(Data about app and page elements)
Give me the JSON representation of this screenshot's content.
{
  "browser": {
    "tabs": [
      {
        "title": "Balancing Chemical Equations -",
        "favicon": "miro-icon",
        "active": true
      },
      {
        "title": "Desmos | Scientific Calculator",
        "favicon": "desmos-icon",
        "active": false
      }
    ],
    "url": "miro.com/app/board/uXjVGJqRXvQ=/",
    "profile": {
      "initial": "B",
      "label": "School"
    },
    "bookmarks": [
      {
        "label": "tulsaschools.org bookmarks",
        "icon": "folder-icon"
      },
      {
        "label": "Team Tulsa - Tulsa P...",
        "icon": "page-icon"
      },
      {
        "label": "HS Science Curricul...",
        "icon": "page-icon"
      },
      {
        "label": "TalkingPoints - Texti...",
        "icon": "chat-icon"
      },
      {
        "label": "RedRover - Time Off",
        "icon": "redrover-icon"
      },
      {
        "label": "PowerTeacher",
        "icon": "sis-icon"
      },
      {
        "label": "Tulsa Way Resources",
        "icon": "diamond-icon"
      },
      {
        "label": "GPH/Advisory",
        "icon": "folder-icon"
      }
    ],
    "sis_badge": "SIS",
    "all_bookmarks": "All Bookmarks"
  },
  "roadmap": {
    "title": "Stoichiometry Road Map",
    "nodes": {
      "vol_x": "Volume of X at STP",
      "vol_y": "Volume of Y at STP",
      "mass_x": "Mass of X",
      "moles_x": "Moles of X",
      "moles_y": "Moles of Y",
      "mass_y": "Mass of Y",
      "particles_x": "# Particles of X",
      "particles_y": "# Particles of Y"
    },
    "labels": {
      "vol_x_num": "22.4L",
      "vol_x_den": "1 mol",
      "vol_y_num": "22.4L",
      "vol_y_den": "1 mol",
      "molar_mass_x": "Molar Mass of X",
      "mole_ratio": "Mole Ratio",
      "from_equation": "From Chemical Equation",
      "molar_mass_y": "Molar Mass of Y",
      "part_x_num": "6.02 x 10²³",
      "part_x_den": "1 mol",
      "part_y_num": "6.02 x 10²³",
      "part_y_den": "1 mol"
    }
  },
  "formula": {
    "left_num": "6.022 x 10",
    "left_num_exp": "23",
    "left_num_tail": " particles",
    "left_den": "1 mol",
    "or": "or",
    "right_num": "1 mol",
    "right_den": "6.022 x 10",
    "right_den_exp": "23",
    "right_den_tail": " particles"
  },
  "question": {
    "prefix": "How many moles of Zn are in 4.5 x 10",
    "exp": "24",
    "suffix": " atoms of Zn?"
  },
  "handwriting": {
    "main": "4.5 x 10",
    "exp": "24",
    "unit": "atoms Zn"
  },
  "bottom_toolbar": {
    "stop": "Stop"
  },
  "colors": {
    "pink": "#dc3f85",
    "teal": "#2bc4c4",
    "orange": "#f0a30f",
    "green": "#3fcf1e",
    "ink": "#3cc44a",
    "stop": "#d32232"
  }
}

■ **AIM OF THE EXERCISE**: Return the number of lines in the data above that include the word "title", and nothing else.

■ **THE ANSWER**: 3